  2. Engage the private sector about offering continuing legal education programs focused on trademark policing measures and tactics;
  3. Enhance Federal agency educational outreach programs by identifying resources that enable small businesses to further their understanding of trademark rights, enforcement measures, and available resources for protecting and enforcing trademarks.”

These suggestions are fine, but what about addressing the problem through the market? I can’t say with certainty it would solve the problem, but what I think is needed is serious study about whether the Lanham Act should make an award of attorney’s fees to the prevailing party routine, rather than limiting an award to “exceptional” cases.

Mike raises an interesting point.  A shift to a true “loser pays” system might be a good way at deterring trademark bullies from proceeding with questionable litigation.

But what about cease-and-desist letters?  In many cases, the accused infringer will back down before litigation begins.  Knowing this, a mark owner could send out letter, hoping for a quick settlement.  If the accused infringer dug in its heels in response to what might be a shaky claim, the mark owner could simply walk away, risking little (other than the possibility of the accused infringer trying to get a declaratory judgment).  This, too, is a real instance of trademark bullying.  So how do we get this practice to stop?

The study touches on (but unfortunately leaves out of its recommendations) what I think the true problem is here:

Mark owners may, however, sometimes be too zealous and end up overreaching.  Sometimes

they may have an over-inflated view of the strength of the mark and thus the scope of their rights

(e.g., they consider their mark famous when it may not actually qualify as famous).  Other

times, they mistakenly believe that to preserve the strength of their mark they must object to

every third-party use of the same or similar mark, no matter whether such uses may be fair uses or

otherwise non-infringing. They may lose sight of the fact that the effectiveness of enforcement is

not measured by how frequently they enforce, but rather by the effect that taking or failing to take

action has in the marketplace. “The real question is public perception of plaintiff’s mark, not a

battle count of how often it has sued others.”

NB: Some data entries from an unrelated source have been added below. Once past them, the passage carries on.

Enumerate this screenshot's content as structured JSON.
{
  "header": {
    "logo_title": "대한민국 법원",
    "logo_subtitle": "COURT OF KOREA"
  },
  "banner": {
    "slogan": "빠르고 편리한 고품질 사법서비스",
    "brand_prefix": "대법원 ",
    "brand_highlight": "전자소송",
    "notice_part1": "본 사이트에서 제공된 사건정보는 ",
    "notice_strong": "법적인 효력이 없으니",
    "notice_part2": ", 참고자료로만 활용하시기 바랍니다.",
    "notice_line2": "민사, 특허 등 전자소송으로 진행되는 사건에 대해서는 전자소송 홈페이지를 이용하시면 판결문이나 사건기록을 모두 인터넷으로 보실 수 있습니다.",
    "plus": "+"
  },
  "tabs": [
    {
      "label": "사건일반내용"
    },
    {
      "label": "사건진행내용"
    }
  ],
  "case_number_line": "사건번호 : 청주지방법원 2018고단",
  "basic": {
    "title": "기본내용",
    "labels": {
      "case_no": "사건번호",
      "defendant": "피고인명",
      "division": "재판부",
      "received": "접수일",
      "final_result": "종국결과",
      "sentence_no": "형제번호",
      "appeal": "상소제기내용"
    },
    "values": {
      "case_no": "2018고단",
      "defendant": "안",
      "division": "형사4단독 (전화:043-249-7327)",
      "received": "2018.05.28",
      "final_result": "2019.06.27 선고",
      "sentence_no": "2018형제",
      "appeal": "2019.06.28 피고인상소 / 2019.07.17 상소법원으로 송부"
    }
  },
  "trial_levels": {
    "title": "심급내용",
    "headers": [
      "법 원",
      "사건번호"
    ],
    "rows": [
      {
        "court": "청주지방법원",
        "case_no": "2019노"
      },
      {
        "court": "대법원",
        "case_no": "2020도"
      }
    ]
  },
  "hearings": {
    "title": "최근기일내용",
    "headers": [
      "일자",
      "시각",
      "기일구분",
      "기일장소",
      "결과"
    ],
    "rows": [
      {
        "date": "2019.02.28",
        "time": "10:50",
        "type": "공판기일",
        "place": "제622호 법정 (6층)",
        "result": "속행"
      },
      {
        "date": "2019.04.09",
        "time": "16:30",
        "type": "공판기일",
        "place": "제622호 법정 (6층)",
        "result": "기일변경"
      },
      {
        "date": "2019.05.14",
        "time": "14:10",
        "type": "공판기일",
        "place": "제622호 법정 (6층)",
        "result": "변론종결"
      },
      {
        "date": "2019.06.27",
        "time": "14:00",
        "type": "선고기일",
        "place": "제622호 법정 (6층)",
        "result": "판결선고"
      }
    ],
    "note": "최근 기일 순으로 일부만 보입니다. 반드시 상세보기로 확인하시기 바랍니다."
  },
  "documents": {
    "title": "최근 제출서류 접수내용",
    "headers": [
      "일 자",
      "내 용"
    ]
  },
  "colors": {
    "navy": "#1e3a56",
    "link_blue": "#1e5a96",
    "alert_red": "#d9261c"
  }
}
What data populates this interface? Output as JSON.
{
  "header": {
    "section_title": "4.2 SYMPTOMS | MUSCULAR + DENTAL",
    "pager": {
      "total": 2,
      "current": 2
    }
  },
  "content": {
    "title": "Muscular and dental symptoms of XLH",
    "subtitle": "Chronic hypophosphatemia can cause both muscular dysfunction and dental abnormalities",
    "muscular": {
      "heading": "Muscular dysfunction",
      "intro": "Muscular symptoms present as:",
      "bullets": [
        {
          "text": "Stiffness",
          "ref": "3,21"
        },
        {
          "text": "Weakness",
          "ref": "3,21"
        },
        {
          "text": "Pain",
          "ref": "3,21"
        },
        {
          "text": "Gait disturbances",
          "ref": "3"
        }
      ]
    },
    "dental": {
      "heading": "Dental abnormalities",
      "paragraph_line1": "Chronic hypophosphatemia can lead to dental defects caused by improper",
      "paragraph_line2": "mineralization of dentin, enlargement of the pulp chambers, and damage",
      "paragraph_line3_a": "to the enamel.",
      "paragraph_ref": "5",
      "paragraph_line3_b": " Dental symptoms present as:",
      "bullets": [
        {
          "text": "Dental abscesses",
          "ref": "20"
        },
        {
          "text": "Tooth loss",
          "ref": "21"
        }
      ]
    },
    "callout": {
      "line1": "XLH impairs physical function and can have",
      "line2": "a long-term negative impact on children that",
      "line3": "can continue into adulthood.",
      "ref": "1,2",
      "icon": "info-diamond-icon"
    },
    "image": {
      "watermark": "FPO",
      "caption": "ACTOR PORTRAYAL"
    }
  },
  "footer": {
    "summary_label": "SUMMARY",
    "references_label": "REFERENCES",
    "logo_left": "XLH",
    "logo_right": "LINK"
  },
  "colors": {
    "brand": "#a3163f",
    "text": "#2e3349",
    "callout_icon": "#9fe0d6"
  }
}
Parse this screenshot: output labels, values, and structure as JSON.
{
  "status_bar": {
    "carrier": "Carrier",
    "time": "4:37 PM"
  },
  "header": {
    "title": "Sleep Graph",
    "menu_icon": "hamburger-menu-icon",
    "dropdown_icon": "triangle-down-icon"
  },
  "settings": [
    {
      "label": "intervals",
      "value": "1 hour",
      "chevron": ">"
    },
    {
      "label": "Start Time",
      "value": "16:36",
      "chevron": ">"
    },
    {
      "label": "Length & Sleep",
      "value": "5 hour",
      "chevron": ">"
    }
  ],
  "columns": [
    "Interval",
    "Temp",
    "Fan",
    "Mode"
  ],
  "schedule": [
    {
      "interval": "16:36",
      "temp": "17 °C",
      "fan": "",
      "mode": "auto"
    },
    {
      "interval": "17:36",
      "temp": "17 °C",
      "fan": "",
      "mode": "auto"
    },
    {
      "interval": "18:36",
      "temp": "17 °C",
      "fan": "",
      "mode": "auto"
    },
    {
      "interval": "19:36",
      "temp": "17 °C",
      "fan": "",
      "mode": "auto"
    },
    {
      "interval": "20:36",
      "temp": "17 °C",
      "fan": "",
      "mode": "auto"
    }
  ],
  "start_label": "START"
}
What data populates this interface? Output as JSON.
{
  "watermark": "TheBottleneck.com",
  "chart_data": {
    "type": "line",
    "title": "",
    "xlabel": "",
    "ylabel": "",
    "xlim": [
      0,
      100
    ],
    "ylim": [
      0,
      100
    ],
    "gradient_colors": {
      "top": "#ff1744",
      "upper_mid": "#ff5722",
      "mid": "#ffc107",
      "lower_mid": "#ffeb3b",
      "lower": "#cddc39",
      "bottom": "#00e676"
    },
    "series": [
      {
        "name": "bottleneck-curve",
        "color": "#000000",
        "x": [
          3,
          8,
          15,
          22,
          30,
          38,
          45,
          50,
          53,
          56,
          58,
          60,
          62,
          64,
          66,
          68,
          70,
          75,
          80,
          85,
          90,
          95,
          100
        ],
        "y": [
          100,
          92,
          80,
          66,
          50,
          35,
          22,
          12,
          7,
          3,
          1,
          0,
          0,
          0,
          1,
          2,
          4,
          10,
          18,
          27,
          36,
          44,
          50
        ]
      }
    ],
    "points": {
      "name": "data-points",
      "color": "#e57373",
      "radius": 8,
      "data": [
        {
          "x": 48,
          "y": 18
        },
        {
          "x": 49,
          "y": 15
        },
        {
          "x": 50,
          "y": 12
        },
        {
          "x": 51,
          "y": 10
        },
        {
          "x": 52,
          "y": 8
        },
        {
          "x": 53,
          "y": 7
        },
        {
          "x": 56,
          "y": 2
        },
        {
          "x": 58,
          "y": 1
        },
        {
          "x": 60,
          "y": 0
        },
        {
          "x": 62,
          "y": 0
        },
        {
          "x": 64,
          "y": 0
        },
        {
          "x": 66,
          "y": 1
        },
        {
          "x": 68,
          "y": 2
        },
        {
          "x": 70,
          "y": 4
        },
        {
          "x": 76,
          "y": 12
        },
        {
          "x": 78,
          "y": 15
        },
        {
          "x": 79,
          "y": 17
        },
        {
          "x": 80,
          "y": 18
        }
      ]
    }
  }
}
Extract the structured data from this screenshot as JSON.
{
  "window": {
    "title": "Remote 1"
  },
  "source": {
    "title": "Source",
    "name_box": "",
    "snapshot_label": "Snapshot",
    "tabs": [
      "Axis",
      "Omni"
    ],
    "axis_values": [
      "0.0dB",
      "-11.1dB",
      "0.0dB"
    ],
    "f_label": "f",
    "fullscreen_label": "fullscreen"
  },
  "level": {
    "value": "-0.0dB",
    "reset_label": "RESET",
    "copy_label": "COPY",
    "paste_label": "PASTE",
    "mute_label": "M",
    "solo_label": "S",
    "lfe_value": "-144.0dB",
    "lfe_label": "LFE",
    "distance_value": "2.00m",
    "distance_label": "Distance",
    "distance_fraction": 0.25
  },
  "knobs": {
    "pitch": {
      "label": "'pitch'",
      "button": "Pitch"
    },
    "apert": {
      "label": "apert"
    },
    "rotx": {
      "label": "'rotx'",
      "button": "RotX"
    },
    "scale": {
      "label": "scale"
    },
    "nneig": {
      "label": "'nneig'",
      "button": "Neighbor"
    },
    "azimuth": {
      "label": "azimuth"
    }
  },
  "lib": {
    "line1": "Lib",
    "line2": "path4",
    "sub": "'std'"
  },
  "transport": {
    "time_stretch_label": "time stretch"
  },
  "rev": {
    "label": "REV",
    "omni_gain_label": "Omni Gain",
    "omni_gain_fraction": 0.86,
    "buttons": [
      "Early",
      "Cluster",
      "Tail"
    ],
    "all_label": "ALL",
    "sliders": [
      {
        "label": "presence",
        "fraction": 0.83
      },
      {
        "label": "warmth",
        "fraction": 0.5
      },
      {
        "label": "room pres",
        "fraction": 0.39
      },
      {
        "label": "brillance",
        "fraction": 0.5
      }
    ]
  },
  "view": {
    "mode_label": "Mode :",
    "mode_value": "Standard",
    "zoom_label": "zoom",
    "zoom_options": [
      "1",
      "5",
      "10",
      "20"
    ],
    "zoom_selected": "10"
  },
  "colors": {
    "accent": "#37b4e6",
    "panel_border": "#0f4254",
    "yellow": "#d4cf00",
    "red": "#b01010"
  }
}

There’s no doubt that the duty to police one’s mark is important.  If trademark rights are essentially about distinctiveness and source indication, it makes sense to ask mark owners to take steps to weed out potentially confusing marks.  But sometimes this duty starts to look more like a bind.  Last spring, I bloggedabout a Minnesota nonprofit that was sued by LEGO Group for use of the name “Project Legos”:

And, although it’s hard to see LEGO coming off as anything other than Goliath, the Star Tribune does touch on an interesting point that’s always at issue in David versus Goliath cases– the obligation of mark owners to take measures to diligently protect their mark.  According to Dean Karau of Minneapolis law firm Fredrikson & Byron, who is quoted in the story, “If LEGO doesn’t take steps to enforce its trademark rights when it learns about a possible infringement […] that fact could be used against them in a future litigation with a larger, more well-heeled entity.”

So maybe we need to rethink the way we ask mark owners to think about their trademarks.  A more nuanced version of the duty to police would take into account the concerns underlying the duty to police (preserving a mark’s integrity, etc.) and balance these against the social good of preventing trademark bullying.

How, exactly, we craft this doctrine is probably best left to judges, law professors, and the USPTO itself– and not to young attorneys like your humble blogger.   In the meantime, however, as I’ve noted before, I still see public relations concerns as one of the best gatekeepers in terms of preventing trademark bullying.